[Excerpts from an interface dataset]

= = =

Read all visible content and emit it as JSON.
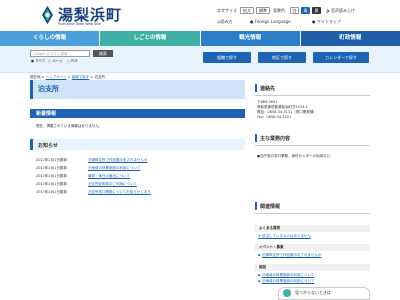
{
  "header": {
    "site_name": "湯梨浜町",
    "site_name_en": "Yurihama Town  Web Site",
    "text_size_label": "文字サイズ",
    "text_size_enlarge": "拡大",
    "text_size_standard": "標準",
    "bg_color_label": "背景色",
    "bg_white": "白",
    "bg_blue": "青",
    "bg_black": "黒",
    "voice_read": "音声読み上げ",
    "reading_label": "読み方",
    "foreign_language": "Foreign Language",
    "sitemap": "サイトマップ"
  },
  "nav": {
    "items": [
      {
        "label": "くらしの情報",
        "color": "#4a9fd8"
      },
      {
        "label": "しごとの情報",
        "color": "#3fb0a6"
      },
      {
        "label": "観光情報",
        "color": "#2a7fc8"
      },
      {
        "label": "町政情報",
        "color": "#1f5ea8"
      }
    ]
  },
  "search": {
    "placeholder": "Google カスタム検索",
    "button": "検索",
    "scope_all": "すべて",
    "scope_page": "ページ",
    "scope_pdf": "PDF"
  },
  "quick": {
    "org": "組織で探す",
    "area": "地区で探す",
    "calendar": "カレンダーで探す"
  },
  "breadcrumb": {
    "home": "現在地",
    "top": "トップページ",
    "org": "組織で探す",
    "current": "泊支所"
  },
  "main": {
    "title": "泊支所",
    "new_info_heading": "新着情報",
    "new_info_text": "現在、掲載されている情報はありません。",
    "notice_heading": "お知らせ",
    "notices": [
      {
        "date": "2017年2月1日更新",
        "title": "泊湖畔支所で作品展示をされませんか"
      },
      {
        "date": "2017年2月1日更新",
        "title": "泊地域の林業施設の利用について"
      },
      {
        "date": "2017年2月1日更新",
        "title": "最寄・休日の届出について"
      },
      {
        "date": "2017年2月1日更新",
        "title": "泊支所証明書のご利用について"
      },
      {
        "date": "2017年2月1日更新",
        "title": "泊支所窓口業務についてお知らせします"
      }
    ]
  },
  "sidebar": {
    "contact_heading": "連絡先",
    "contact_lines": [
      "〒689-0601",
      "鳥取県東伯郡湯梨浜町泊1034-1",
      "電話：0858-34-3111（窓口業務課）",
      "Fax：0858-34-3201"
    ],
    "business_heading": "主な業務内容",
    "business_text": "●泊庁舎の窓口業務、漁村センターの利用など。",
    "related_heading": "関連情報",
    "faq_heading": "よくある質問",
    "faq_links": [
      "※ 該当しているものはありません"
    ],
    "event_heading": "イベント・募集",
    "event_links": [
      "泊湖畔支所で作品展示をされませんか"
    ],
    "facility_heading": "施設",
    "facility_links": [
      "泊地域の林業施設の利用について",
      "泊地域の林業施設の利用について"
    ],
    "bottom_text": "見つからないときは"
  },
  "colors": {
    "accent": "#1e64b4",
    "light_bg": "#e9f3fb"
  }
}
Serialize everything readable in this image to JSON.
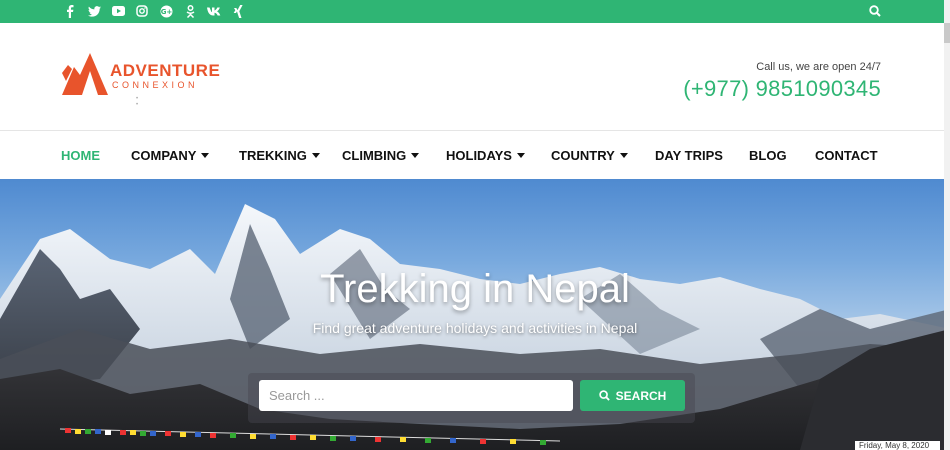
{
  "topbar": {
    "social_icons": [
      {
        "name": "facebook-icon",
        "glyph": "f"
      },
      {
        "name": "twitter-icon",
        "glyph": "t"
      },
      {
        "name": "youtube-icon",
        "glyph": "▶"
      },
      {
        "name": "instagram-icon",
        "glyph": "◎"
      },
      {
        "name": "googleplus-icon",
        "glyph": "G"
      },
      {
        "name": "odnoklassniki-icon",
        "glyph": "ok"
      },
      {
        "name": "vk-icon",
        "glyph": "vk"
      },
      {
        "name": "xing-icon",
        "glyph": "x"
      }
    ],
    "accent": "#2fb574"
  },
  "header": {
    "logo_word": "ADVENTURE",
    "logo_sub": "CONNEXION",
    "call_us": "Call us, we are open 24/7",
    "phone": "(+977) 9851090345",
    "brand_color": "#e8542c"
  },
  "nav": {
    "items": [
      {
        "label": "HOME",
        "active": true,
        "dropdown": false
      },
      {
        "label": "COMPANY",
        "active": false,
        "dropdown": true
      },
      {
        "label": "TREKKING",
        "active": false,
        "dropdown": true
      },
      {
        "label": "CLIMBING",
        "active": false,
        "dropdown": true
      },
      {
        "label": "HOLIDAYS",
        "active": false,
        "dropdown": true
      },
      {
        "label": "COUNTRY",
        "active": false,
        "dropdown": true
      },
      {
        "label": "DAY TRIPS",
        "active": false,
        "dropdown": false
      },
      {
        "label": "BLOG",
        "active": false,
        "dropdown": false
      },
      {
        "label": "CONTACT",
        "active": false,
        "dropdown": false
      }
    ]
  },
  "hero": {
    "title": "Trekking in Nepal",
    "subtitle": "Find great adventure holidays and activities in Nepal",
    "search_placeholder": "Search ...",
    "search_button": "SEARCH",
    "date": "Friday, May 8, 2020"
  }
}
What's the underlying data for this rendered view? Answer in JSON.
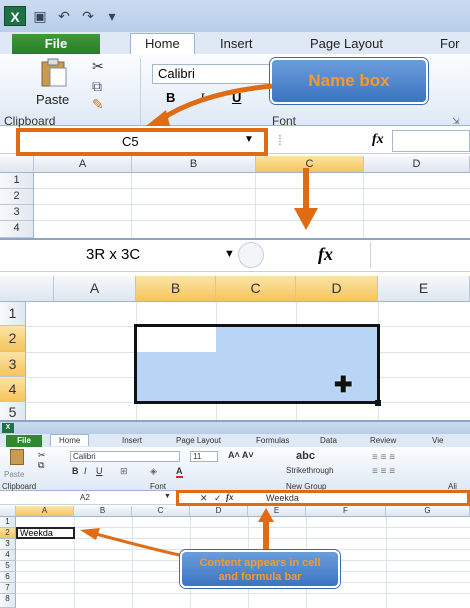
{
  "panel1": {
    "tabs": [
      "File",
      "Home",
      "Insert",
      "Page Layout",
      "For"
    ],
    "clipboard": {
      "paste_label": "Paste",
      "group_label": "Clipboard"
    },
    "font": {
      "name": "Calibri",
      "group_label": "Font"
    },
    "callout": "Name box",
    "name_box": "C5",
    "fx": "fx",
    "columns": [
      "A",
      "B",
      "C",
      "D"
    ],
    "rows": [
      "1",
      "2",
      "3",
      "4"
    ],
    "selected_column": "C"
  },
  "panel2": {
    "name_box": "3R x 3C",
    "fx": "fx",
    "columns": [
      "A",
      "B",
      "C",
      "D",
      "E"
    ],
    "rows": [
      "1",
      "2",
      "3",
      "4",
      "5"
    ],
    "selected_columns": [
      "B",
      "C",
      "D"
    ],
    "selected_rows": [
      "2",
      "3",
      "4"
    ],
    "cursor": "cross-cursor-icon"
  },
  "panel3": {
    "tabs": [
      "File",
      "Home",
      "Insert",
      "Page Layout",
      "Formulas",
      "Data",
      "Review",
      "Vie"
    ],
    "clipboard": {
      "paste_label": "Paste",
      "group_label": "Clipboard"
    },
    "font": {
      "name": "Calibri",
      "size": "11",
      "group_label": "Font"
    },
    "styles": {
      "sample": "abc",
      "strikethrough": "Strikethrough",
      "group_label": "New Group"
    },
    "alignment_label": "Ali",
    "name_box": "A2",
    "fx": "fx",
    "formula_content": "Weekda",
    "columns": [
      "A",
      "B",
      "C",
      "D",
      "E",
      "F",
      "G"
    ],
    "rows": [
      "1",
      "2",
      "3",
      "4",
      "5",
      "6",
      "7",
      "8"
    ],
    "cell_content": "Weekda",
    "callout": "Content appears in cell and formula bar"
  },
  "colors": {
    "accent_orange": "#e06b12",
    "callout_blue": "#4a82cf",
    "selection": "#b9d5f5",
    "file_green": "#2f8a2f"
  }
}
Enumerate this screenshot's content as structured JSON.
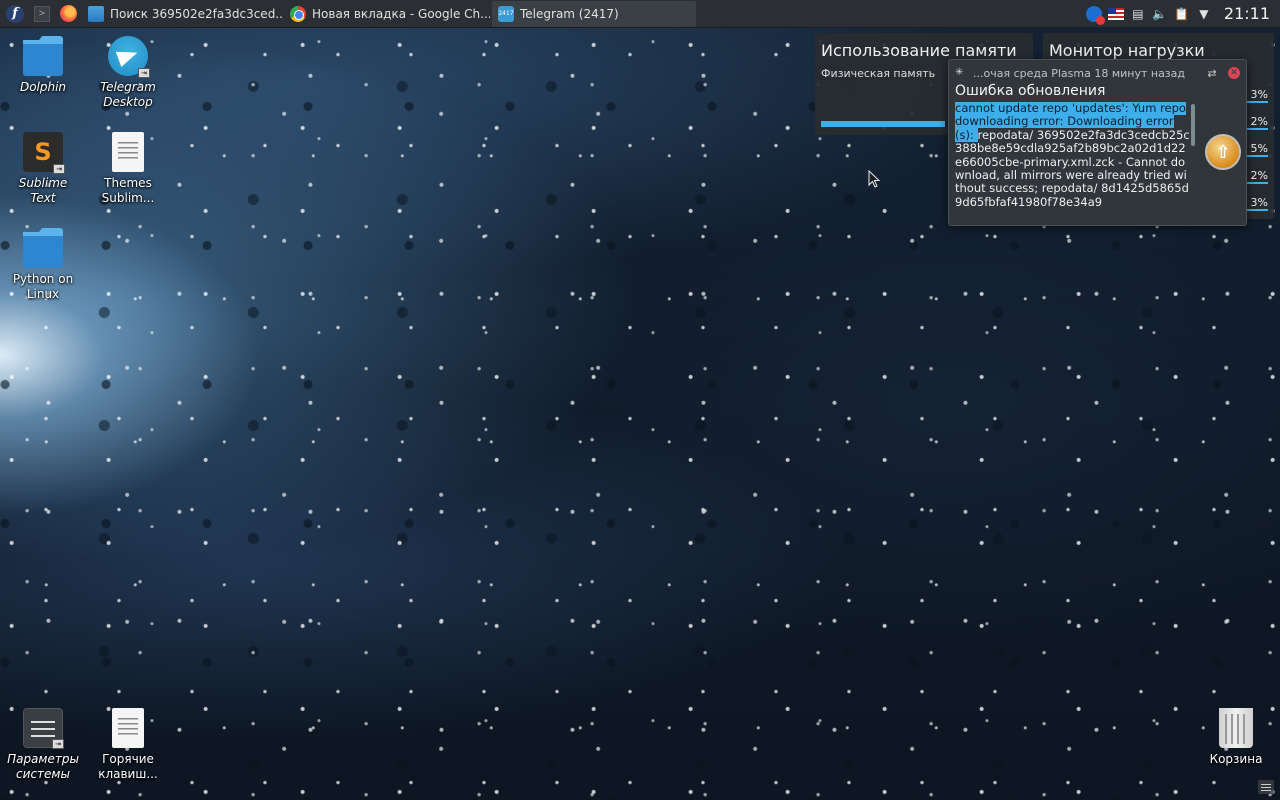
{
  "taskbar": {
    "launcher_icon": "fedora-icon",
    "quick_launch": [
      "terminal-icon",
      "firefox-icon"
    ],
    "tasks": [
      {
        "label": "Поиск 369502e2fa3dc3ced...",
        "icon": "folder-icon"
      },
      {
        "label": "Новая вкладка - Google Ch...",
        "icon": "chrome-icon"
      },
      {
        "label": "Telegram (2417)",
        "icon": "telegram-icon",
        "badge": "2417"
      }
    ],
    "tray": [
      "update-notifier-icon",
      "us-flag-icon",
      "network-icon",
      "volume-icon",
      "clipboard-icon",
      "expand-arrow-icon"
    ],
    "clock": "21:11"
  },
  "desktop_icons": [
    {
      "label": "Dolphin",
      "icon": "folder-icon"
    },
    {
      "label": "Telegram Desktop",
      "icon": "telegram-icon"
    },
    {
      "label": "Sublime Text",
      "icon": "sublime-icon"
    },
    {
      "label": "Themes Sublim...",
      "icon": "document-icon"
    },
    {
      "label": "Python on Linux",
      "icon": "folder-icon"
    },
    {
      "label": "Параметры системы",
      "icon": "settings-icon"
    },
    {
      "label": "Горячие клавиш...",
      "icon": "document-icon"
    },
    {
      "label": "Корзина",
      "icon": "trash-icon"
    }
  ],
  "memory_widget": {
    "title": "Использование памяти",
    "subtitle": "Физическая память",
    "usage_fraction": 0.6
  },
  "load_widget": {
    "title": "Монитор нагрузки",
    "rows": [
      "3%",
      "2%",
      "5%",
      "2%",
      "3%"
    ]
  },
  "notification": {
    "source": "...очая среда Plasma 18 минут назад",
    "title": "Ошибка обновления",
    "body_selected": "cannot update repo 'updates': Yum repo downloading error: Downloading error(s): ",
    "body_rest": "repodata/ 369502e2fa3dc3cedcb25c388be8e59cdla925af2b89bc2a02d1d22e66005cbe-primary.xml.zck - Cannot download, all mirrors were already tried without success; repodata/ 8d1425d5865d9d65fbfaf41980f78e34a9",
    "action_icon": "upgrade-arrow-icon"
  },
  "colors": {
    "accent": "#3daee9",
    "panel": "#2b2f33",
    "close": "#da4453"
  }
}
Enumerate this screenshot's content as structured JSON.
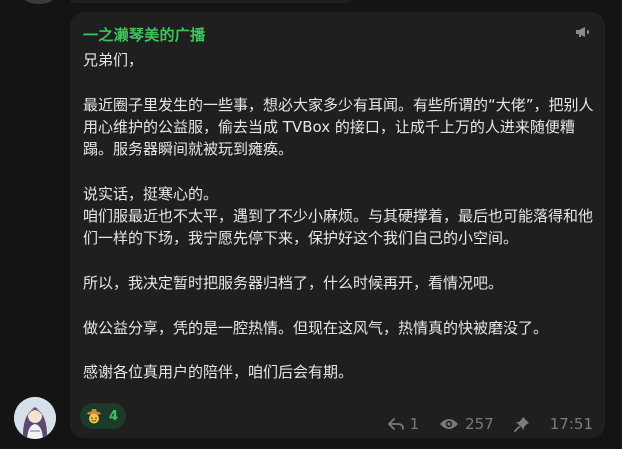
{
  "message": {
    "channel_name": "一之濑琴美的广播",
    "paragraphs": [
      [
        "兄弟们，"
      ],
      [
        "最近圈子里发生的一些事，想必大家多少有耳闻。有些所谓的“大佬”，把别人用心维护的公益服，偷去当成 TVBox 的接口，让成千上万的人进来随便糟蹋。服务器瞬间就被玩到瘫痪。"
      ],
      [
        "说实话，挺寒心的。",
        "咱们服最近也不太平，遇到了不少小麻烦。与其硬撑着，最后也可能落得和他们一样的下场，我宁愿先停下来，保护好这个我们自己的小空间。"
      ],
      [
        "所以，我决定暂时把服务器归档了，什么时候再开，看情况吧。"
      ],
      [
        "做公益分享，凭的是一腔热情。但现在这风气，热情真的快被磨没了。"
      ],
      [
        "感谢各位真用户的陪伴，咱们后会有期。"
      ]
    ],
    "reaction": {
      "emoji": "cowboy-face",
      "count": "4"
    },
    "meta": {
      "replies": "1",
      "views": "257",
      "time": "17:51"
    }
  },
  "colors": {
    "accent": "#3fc35a",
    "bubble": "#1f1f1f",
    "background": "#141414",
    "text": "#e6e6e6",
    "muted": "#7b7b7b"
  }
}
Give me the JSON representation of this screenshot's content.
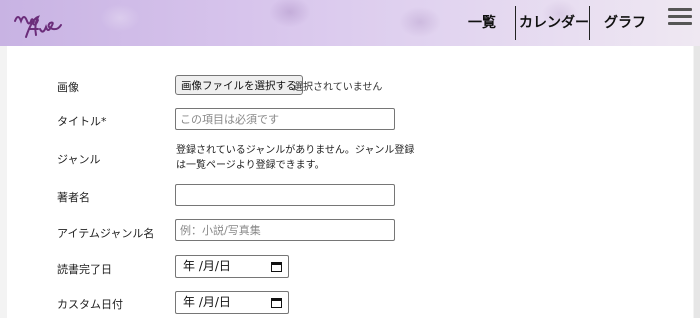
{
  "header": {
    "logo_text": "my fave",
    "nav": [
      {
        "label": "一覧"
      },
      {
        "label": "カレンダー"
      },
      {
        "label": "グラフ"
      }
    ],
    "menu_icon": "hamburger-icon"
  },
  "form": {
    "image": {
      "label": "画像",
      "button_label": "画像ファイルを選択する",
      "status": "選択されていません"
    },
    "title": {
      "label": "タイトル*",
      "placeholder": "この項目は必須です"
    },
    "genre": {
      "label": "ジャンル",
      "note_line1": "登録されているジャンルがありません。ジャンル登録",
      "note_line2": "は一覧ページより登録できます。"
    },
    "author": {
      "label": "著者名",
      "value": ""
    },
    "item_genre": {
      "label": "アイテムジャンル名",
      "placeholder": "例：小説/写真集"
    },
    "read_date": {
      "label": "読書完了日",
      "display": "年 /月/日"
    },
    "custom_date": {
      "label": "カスタム日付",
      "display": "年 /月/日"
    }
  },
  "colors": {
    "header_start": "#c8b3e3",
    "header_end": "#efe8f2",
    "logo": "#6b2d7a"
  }
}
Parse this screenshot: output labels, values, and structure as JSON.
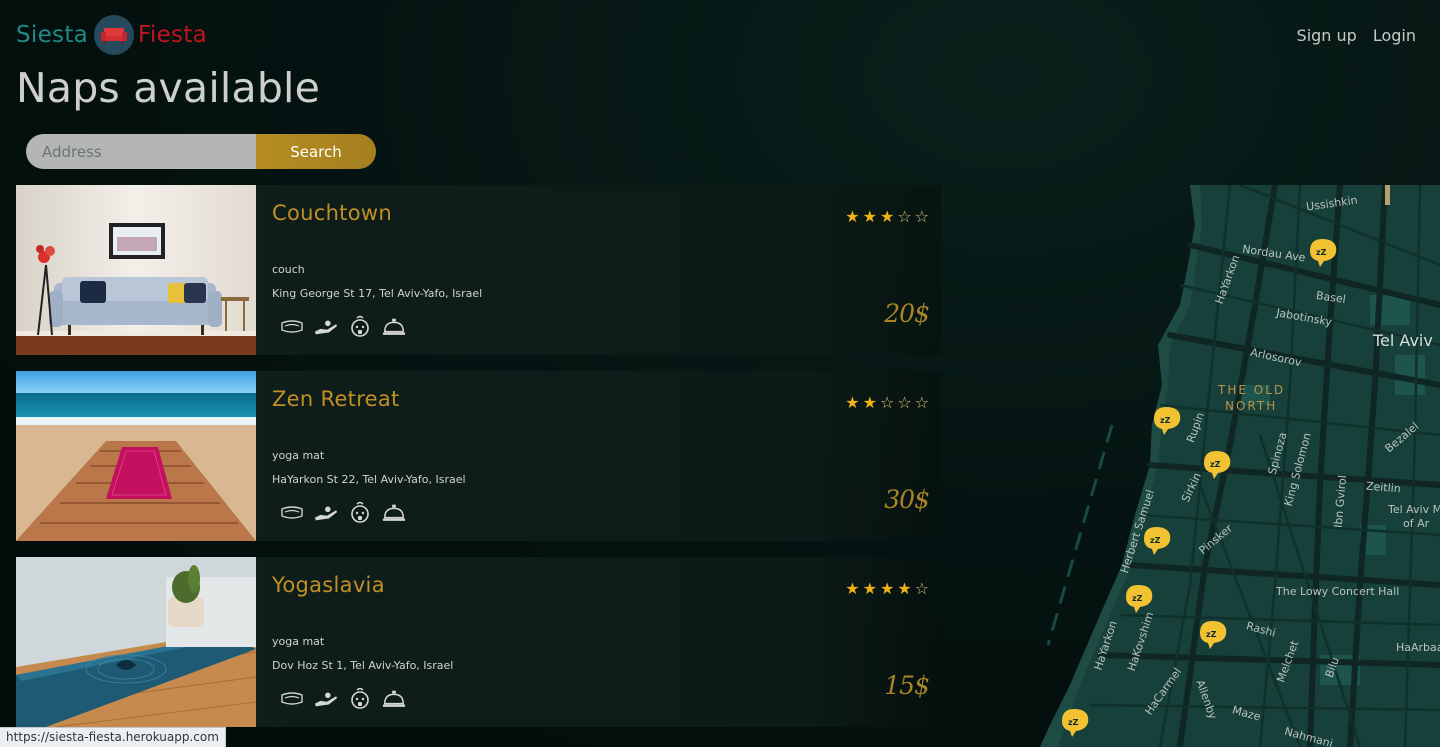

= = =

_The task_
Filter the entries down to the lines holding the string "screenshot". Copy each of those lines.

_Response to the task_
Enumerate this screenshot's content as structured JSON.
Enumerate this screenshot's content as structured JSON.
Give me the JSON representation of this screenshot's content.
Parse this screenshot: output labels, values, and structure as JSON.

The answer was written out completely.